Alma, a membership-based network for behavioral health providers, has raised $28 million in Series B funding, the company announced Tuesday.
The round was led by Insight Partners, with participation from existing investors BoxGroup, Primary Venture Partners, Rainfall Ventures, Sound Ventures and Tusk Venture Partners. Optum Ventures, a first-time Alma investor, also participated.
The latest round brings Alma’s total funding raised up to $40.5 million, according to the fundraising tracker Crunchbase.
Alma was founded in 2018 by Harry Ritter, who formerly held a vice president position with health care insurance platform Oscar Health. Oscar is a current insurance partner of Alma, along with insurers such as Aetna, the tech-focused Optum Behavioral Health (which is not affiliated with Optum Ventures), Oxford Health Plans and UnitedHealthcare (which is the parent company of Optum Behavioral Health).

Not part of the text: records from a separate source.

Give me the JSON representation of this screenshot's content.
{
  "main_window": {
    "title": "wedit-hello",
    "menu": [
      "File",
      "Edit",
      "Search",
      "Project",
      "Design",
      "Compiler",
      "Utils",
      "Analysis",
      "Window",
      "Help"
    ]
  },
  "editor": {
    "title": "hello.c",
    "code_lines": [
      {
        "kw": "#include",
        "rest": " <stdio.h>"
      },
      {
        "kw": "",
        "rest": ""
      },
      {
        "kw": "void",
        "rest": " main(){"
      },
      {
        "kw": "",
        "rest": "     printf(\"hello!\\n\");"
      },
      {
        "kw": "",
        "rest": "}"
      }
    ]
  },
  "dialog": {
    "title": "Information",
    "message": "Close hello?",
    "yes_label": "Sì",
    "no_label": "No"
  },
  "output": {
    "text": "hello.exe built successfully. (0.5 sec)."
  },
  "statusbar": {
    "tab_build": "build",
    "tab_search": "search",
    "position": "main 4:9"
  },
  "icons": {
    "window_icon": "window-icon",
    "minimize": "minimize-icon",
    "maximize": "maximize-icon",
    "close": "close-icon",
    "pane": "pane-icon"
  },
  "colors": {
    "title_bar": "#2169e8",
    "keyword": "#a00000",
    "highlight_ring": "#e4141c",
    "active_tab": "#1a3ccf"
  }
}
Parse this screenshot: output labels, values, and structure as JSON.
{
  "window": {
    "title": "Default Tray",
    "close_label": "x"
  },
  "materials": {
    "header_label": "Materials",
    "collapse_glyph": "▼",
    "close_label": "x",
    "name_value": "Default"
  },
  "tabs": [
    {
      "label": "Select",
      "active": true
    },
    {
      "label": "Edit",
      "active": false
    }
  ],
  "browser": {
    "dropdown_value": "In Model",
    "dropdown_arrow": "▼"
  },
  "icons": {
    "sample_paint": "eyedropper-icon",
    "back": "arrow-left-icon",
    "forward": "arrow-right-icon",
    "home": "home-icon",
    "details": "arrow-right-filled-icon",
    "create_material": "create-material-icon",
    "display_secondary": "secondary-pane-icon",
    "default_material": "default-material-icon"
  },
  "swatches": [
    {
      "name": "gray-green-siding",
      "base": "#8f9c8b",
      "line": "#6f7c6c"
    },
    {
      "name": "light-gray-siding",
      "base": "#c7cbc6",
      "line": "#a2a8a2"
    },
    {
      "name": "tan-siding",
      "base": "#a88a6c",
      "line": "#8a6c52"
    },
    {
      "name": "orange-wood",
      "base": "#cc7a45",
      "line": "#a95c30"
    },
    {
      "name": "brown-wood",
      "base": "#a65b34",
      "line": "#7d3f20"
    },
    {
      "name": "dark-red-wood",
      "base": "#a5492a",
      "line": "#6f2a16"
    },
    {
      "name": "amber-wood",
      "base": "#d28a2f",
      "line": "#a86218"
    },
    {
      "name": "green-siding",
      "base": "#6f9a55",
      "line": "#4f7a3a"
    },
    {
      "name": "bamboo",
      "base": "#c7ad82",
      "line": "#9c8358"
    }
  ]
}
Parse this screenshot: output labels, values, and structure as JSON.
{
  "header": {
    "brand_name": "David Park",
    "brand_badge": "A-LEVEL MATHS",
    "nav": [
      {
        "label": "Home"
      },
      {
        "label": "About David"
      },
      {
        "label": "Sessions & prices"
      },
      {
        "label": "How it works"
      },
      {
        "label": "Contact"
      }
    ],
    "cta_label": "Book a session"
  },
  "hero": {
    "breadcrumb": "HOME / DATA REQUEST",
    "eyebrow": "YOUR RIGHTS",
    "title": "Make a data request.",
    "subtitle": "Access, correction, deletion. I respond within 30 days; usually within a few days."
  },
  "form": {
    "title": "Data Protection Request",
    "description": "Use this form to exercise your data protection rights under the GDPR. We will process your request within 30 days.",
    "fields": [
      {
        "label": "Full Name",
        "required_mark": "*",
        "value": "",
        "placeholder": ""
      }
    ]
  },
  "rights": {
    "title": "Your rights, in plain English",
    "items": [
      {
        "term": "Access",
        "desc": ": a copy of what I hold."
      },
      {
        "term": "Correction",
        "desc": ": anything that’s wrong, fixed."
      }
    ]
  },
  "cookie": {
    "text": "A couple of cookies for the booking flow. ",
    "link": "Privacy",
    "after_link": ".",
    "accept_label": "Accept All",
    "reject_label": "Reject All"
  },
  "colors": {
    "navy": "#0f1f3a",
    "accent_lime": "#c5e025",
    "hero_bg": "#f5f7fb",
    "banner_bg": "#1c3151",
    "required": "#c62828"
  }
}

Unlike many digital behavioral health providers, whose platforms are built primarily around the patient experience, Alma is a provider-focused company. It equips independent mental health care providers with digital tools to help them manage a variety of practice operations, including appointment scheduling, training billing, revenue cycle management, online meeting services and more. Additionally, it allows providers to accept insurance by working with payers on their behalf to reduce costs.
The ultimate goal of Alma is to improve the quality and access of mental health care by giving providers the tools they need to succeed.
Alma can help providers facilitate in-person sessions with clients, though since the onset of the COVID-19 pandemic, its business of brokering virtual meetings has risen exponentially. According to Alma, facilitations of virtual sessions with clients grew by 17 times in 2020.
The funding for Alma comes at a time when investors are continuing to pour money into a number of mental health startups. According to Crunchbase, more than 130 venture capital-backed deals totaling $1.1 billion have occurred in the space since January 2016.
The new funding will help Alma grow its team, invest in product development and increase its in-network care options, the company announced in a press release announcing the news.
“We believe that when mental health providers have the support they need, mental healthcare gets better for everyone,” Ritter said in the press release. “By providing great clinicians with our technology platform and business support services, we’ve helped our members seamlessly transition their practices to teletherapy while offering more affordable care by taking insurance.”
Along with the funding, the company announced two additions to its board of directors: Martha Temple, the former CEO of Optum Behavioral Health, and Ross Devor, managing director of Insight Partners. The company also announced the addition of Esther Perel, a psychotherapist and New York Times bestselling author, to its clinical advisory board.